  • WTF

    Of course we don’t have true human rights and the elite establishment wants to keep it that way. At least in America (currently), because they have a constitution its very clear what a US citizens rights are in America despite the left over there trying to dilute it. They know they can say pretty much anything without fear of being arrested on some trumped up charge by the DA’s office being influenced by politicians.

    The UK’s Criminal Prosecution Service and the Police has used the fact that we don’t have clear human rights in Britain to divide, marginalize and vexatiously bring prosecutions against people based on political dogma and nothing else. We saw it with Nick Griffin some years back when the BBC & CPS tried to fit him up on a hate crime only for a Jury to pronounce not guilty and we saw it last week when plod arrested Mr. Doyle over a trumped hate case only for the CPS to realize it wouldn’t ‘fly’ in the courts and block the prosecution.

    The only reason all UK governments refuse to legislate constitutional rights (human rights) for British citizens is it will hand cuff them against politically driven prosecutions in the future. They want the ability to cherry pick who to let off or prosecute not based on evidence or guilt but on political expediency.

    • WTF

      Whilst we’re on the subject of human rights and government interference – Here’s a thought.

      A Mind Altering Acronym – PCDM

      In the early 1980’s there was an alcoholic beverage called a PCDM that stood for a mix of Pernod & Creme De Menthe. Too much of this and it could alter your mind.

      In the 1990’s we had drug concoctions called PCDM, consisting of Pot, Coke, Dots (LSD) & Meth that were far worse than the alcoholic drugs of the 1980’s. Likewise they could affect your mind.

      Starting in the 2000’s, mind altering ‘drug’ activities were made free to all. Indeed, they are actively prescribed and force fed to us by the state and have proven to be the biggest threat to society than even booze or drugs before.

      Today’s highly toxic version of PCDM is Political Correctness, Diversity and Multiculturalism and is brought to us courtesy of the EU and our own government.

    • DBF

      If you don’t think that politicians influence DA’s offices in the US then you are either niave or delusional.

      • WTF

        I didn’t say that there isn’t political influence but their scope is far more limited because of the constitution. In the USA its more likely the DA will drop a charge due to political interference than bring a vexatious charge as happened here with plod. The on going FBI investigation into Clinton is a perfect case where everyone is watching intently to see if charges will be brought rather than bring charges.
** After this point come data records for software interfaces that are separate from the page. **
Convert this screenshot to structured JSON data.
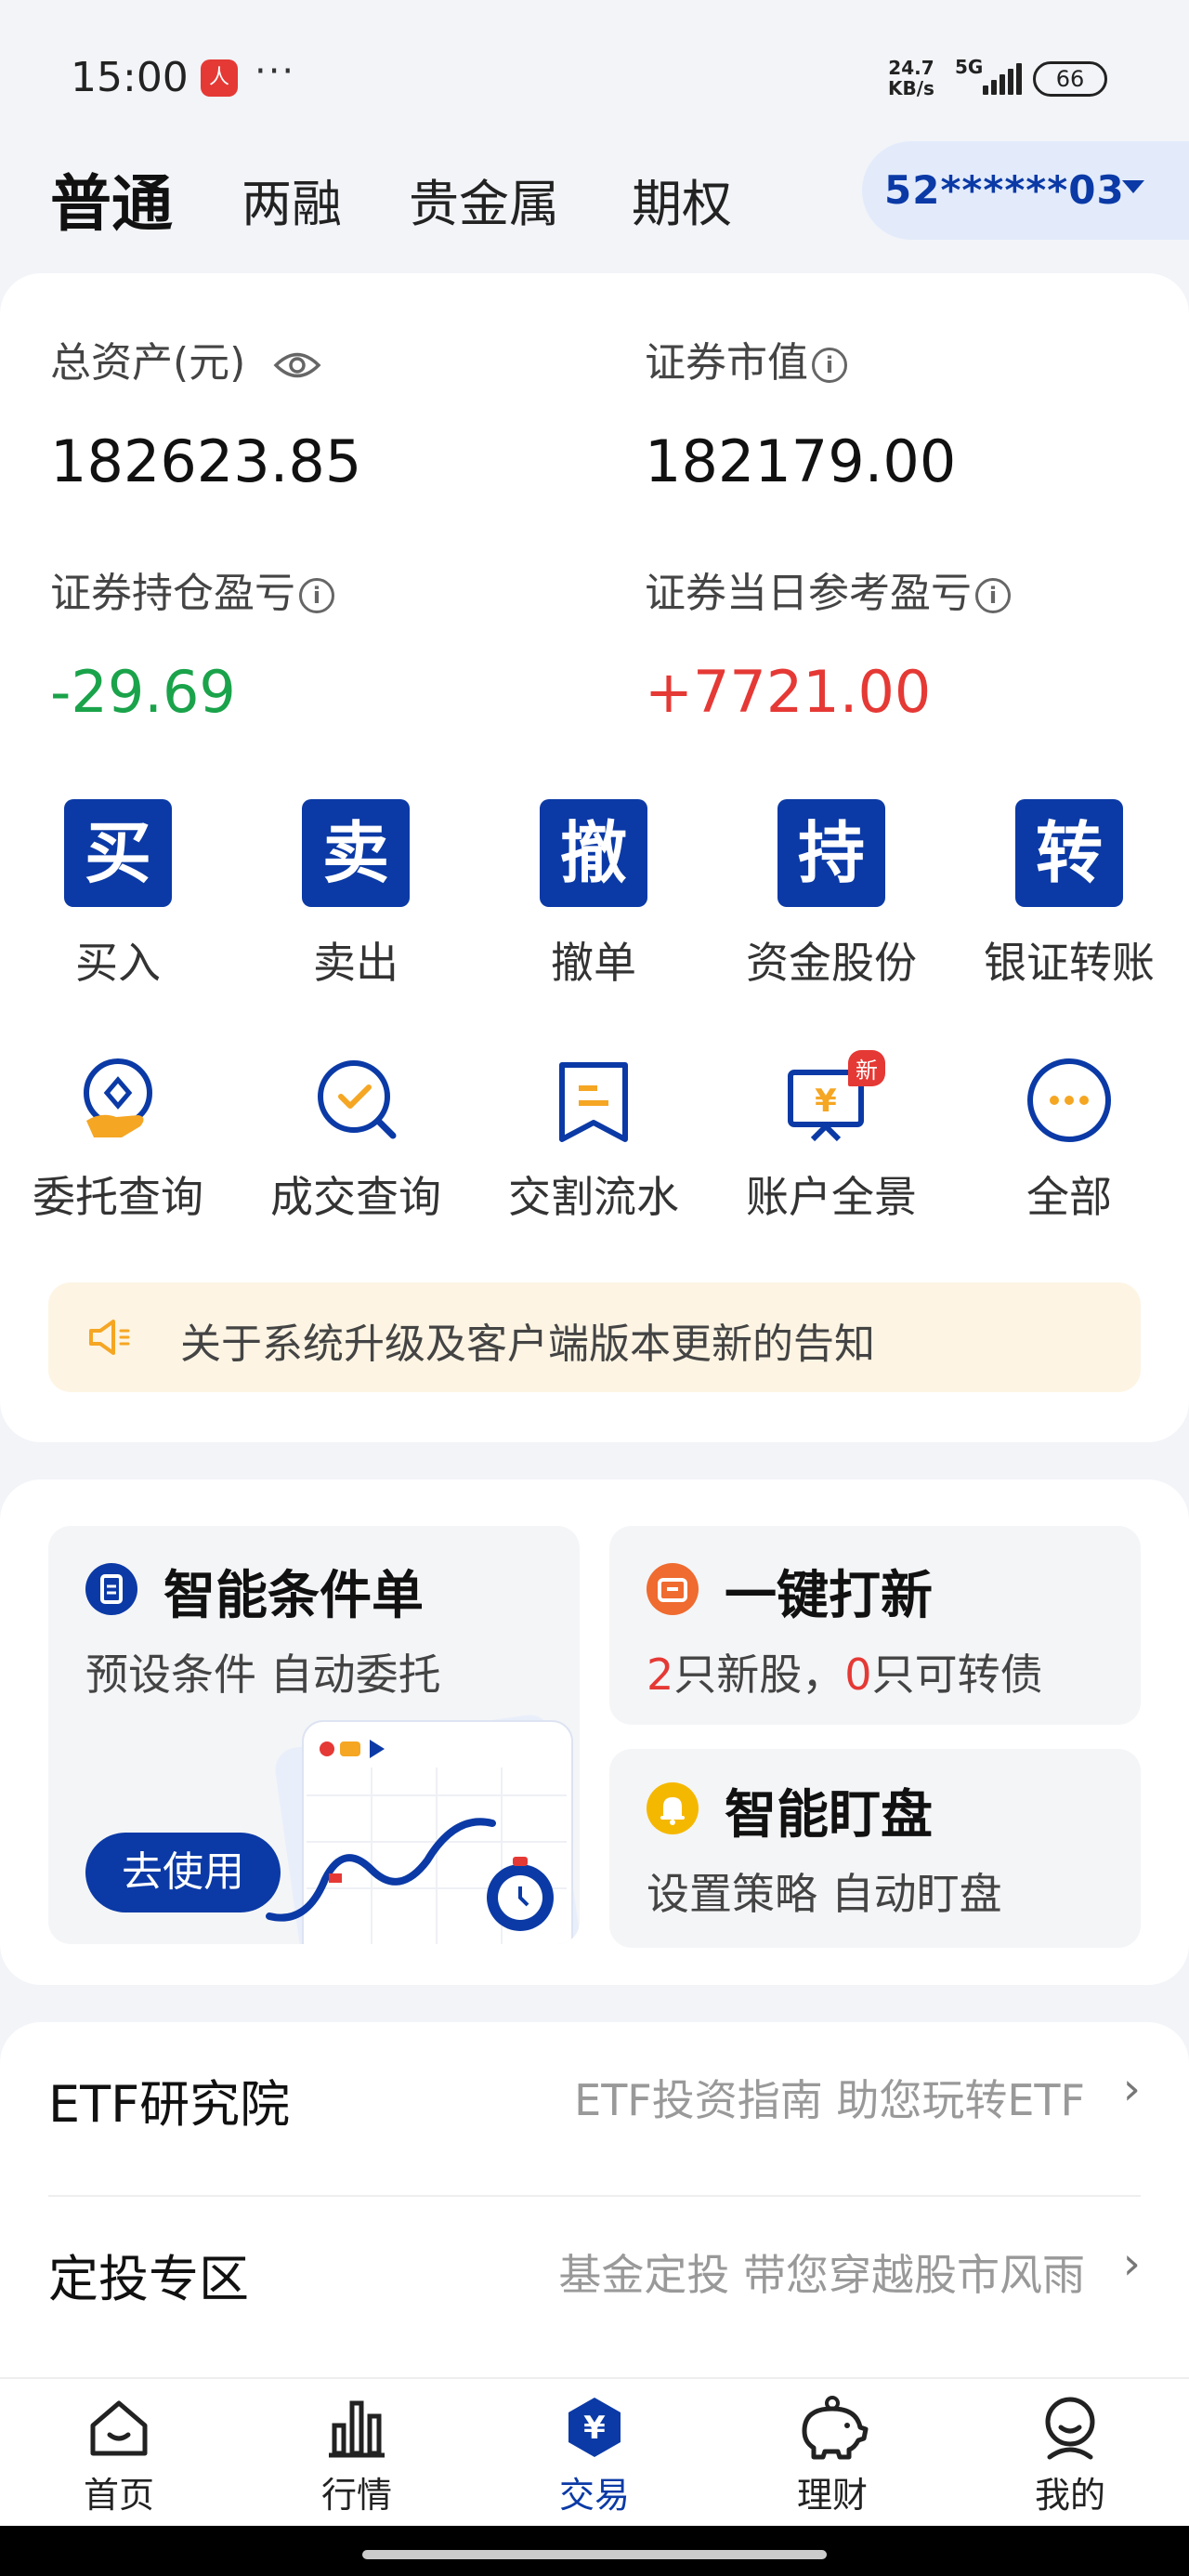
{
  "status_bar": {
    "time": "15:00",
    "app_icon_text": "人",
    "dots": "···",
    "net_speed_value": "24.7",
    "net_speed_unit": "KB/s",
    "network": "5G",
    "battery": "66"
  },
  "tabs": [
    {
      "label": "普通",
      "active": true
    },
    {
      "label": "两融",
      "active": false
    },
    {
      "label": "贵金属",
      "active": false
    },
    {
      "label": "期权",
      "active": false
    }
  ],
  "account": {
    "number": "52******03"
  },
  "assets": {
    "total_label": "总资产(元)",
    "total_value": "182623.85",
    "market_label": "证券市值",
    "market_value": "182179.00",
    "position_pl_label": "证券持仓盈亏",
    "position_pl_value": "-29.69",
    "daily_pl_label": "证券当日参考盈亏",
    "daily_pl_value": "+7721.00"
  },
  "colors": {
    "brand": "#0b3aa6",
    "loss": "#1aa34a",
    "gain": "#e53935",
    "notice_bg": "#fdf4e3"
  },
  "quick_actions": [
    {
      "glyph": "买",
      "label": "买入"
    },
    {
      "glyph": "卖",
      "label": "卖出"
    },
    {
      "glyph": "撤",
      "label": "撤单"
    },
    {
      "glyph": "持",
      "label": "资金股份"
    },
    {
      "glyph": "转",
      "label": "银证转账"
    }
  ],
  "tools": [
    {
      "icon": "entrust-query-icon",
      "label": "委托查询"
    },
    {
      "icon": "deal-query-icon",
      "label": "成交查询"
    },
    {
      "icon": "settlement-flow-icon",
      "label": "交割流水"
    },
    {
      "icon": "account-overview-icon",
      "label": "账户全景",
      "badge": "新"
    },
    {
      "icon": "more-icon",
      "label": "全部"
    }
  ],
  "notice": {
    "text": "关于系统升级及客户端版本更新的告知"
  },
  "features": {
    "smart_order": {
      "title": "智能条件单",
      "subtitle": "预设条件 自动委托",
      "button": "去使用"
    },
    "ipo": {
      "title": "一键打新",
      "count_stocks": "2",
      "stocks_text": "只新股，",
      "count_bonds": "0",
      "bonds_text": "只可转债"
    },
    "watch": {
      "title": "智能盯盘",
      "subtitle": "设置策略 自动盯盘"
    }
  },
  "links": [
    {
      "title": "ETF研究院",
      "subtitle": "ETF投资指南 助您玩转ETF"
    },
    {
      "title": "定投专区",
      "subtitle": "基金定投 带您穿越股市风雨"
    }
  ],
  "bottom_nav": [
    {
      "icon": "home-icon",
      "label": "首页"
    },
    {
      "icon": "market-icon",
      "label": "行情"
    },
    {
      "icon": "trade-icon",
      "label": "交易",
      "glyph": "¥",
      "active": true
    },
    {
      "icon": "wealth-icon",
      "label": "理财"
    },
    {
      "icon": "profile-icon",
      "label": "我的"
    }
  ]
}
        For example, if you shoot and kill an intruder who breaks into your home in most states you know with almost certainty that no charges will be brought. In the UK if you killed an intruder you will definitely be arrested and will have to wait until the CPS decides if you used excessive force or not and whether you’ll be charged or not. That’s what I’m alluding to, the uncertainty of UK law with the far more certainty of US law due to the constitution.

  • Roger Hudson
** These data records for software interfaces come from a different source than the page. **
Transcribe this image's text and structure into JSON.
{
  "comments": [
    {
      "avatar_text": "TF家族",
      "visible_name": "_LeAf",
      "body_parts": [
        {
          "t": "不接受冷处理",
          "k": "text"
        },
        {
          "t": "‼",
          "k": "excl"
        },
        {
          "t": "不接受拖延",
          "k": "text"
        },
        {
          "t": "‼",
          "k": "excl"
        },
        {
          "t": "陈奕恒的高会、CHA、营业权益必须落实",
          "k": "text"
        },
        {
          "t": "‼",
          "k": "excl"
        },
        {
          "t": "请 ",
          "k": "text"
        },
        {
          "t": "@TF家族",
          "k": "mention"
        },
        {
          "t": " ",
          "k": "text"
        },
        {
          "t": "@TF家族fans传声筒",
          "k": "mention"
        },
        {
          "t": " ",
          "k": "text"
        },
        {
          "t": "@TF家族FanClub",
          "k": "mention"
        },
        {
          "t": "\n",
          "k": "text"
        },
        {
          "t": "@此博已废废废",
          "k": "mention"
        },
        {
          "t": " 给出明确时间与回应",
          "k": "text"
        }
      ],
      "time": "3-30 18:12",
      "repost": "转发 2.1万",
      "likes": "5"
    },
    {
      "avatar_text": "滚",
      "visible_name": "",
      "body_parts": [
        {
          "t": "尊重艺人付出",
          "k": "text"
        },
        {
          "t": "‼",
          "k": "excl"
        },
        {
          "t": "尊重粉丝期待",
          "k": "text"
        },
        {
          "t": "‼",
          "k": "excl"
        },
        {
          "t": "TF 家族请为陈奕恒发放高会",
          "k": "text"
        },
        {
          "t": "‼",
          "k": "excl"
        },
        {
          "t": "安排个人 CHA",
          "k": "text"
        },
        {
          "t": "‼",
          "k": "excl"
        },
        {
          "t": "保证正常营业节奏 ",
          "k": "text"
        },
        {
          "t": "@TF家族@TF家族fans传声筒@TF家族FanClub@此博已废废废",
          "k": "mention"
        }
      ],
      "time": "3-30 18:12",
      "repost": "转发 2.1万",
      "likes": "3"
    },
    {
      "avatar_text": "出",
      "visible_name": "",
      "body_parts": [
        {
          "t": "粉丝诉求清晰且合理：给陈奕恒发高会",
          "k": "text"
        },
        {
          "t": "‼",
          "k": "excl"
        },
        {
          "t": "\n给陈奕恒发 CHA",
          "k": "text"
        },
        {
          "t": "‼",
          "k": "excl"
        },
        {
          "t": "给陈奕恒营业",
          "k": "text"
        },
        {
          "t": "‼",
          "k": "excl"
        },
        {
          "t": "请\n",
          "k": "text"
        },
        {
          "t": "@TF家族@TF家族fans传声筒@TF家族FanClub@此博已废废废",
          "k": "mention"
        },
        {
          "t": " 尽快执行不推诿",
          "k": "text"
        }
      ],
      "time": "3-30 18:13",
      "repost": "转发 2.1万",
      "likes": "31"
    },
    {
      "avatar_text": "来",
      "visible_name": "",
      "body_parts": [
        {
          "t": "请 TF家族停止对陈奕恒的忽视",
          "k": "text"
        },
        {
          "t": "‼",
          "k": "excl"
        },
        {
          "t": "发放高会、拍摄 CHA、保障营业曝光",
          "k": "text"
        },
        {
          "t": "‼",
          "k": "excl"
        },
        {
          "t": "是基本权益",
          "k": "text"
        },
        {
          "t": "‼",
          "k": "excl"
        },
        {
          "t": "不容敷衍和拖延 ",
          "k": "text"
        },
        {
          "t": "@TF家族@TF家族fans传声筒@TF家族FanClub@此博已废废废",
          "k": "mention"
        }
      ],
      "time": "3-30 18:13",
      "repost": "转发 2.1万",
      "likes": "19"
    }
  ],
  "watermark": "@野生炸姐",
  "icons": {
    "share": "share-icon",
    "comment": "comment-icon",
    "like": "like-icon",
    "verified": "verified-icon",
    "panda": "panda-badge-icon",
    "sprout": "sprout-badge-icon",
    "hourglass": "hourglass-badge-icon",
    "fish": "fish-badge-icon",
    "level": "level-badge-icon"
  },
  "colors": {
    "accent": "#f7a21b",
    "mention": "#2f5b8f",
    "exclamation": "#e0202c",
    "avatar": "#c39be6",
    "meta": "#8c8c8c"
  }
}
    If you don’t know what human rights are read Roger Scruton on the subject,as a philosopher and a barrister he knows what’s what. True human rights are all stated as a negative, the right not to be murdered or attacked , the right not to be robbed, the right not to have your children taken from you, the right not to be detained for what you say or write, etc.
    People keep making up stupid ‘rights’ like the right to internet access, ignore the modern rush to pseudo-rights and go back to the statements by people like Paine and Jefferson.

  • Sargon the bone crusher

    I have a right to fart after a capacious breakfast, and I intend to continue doing so.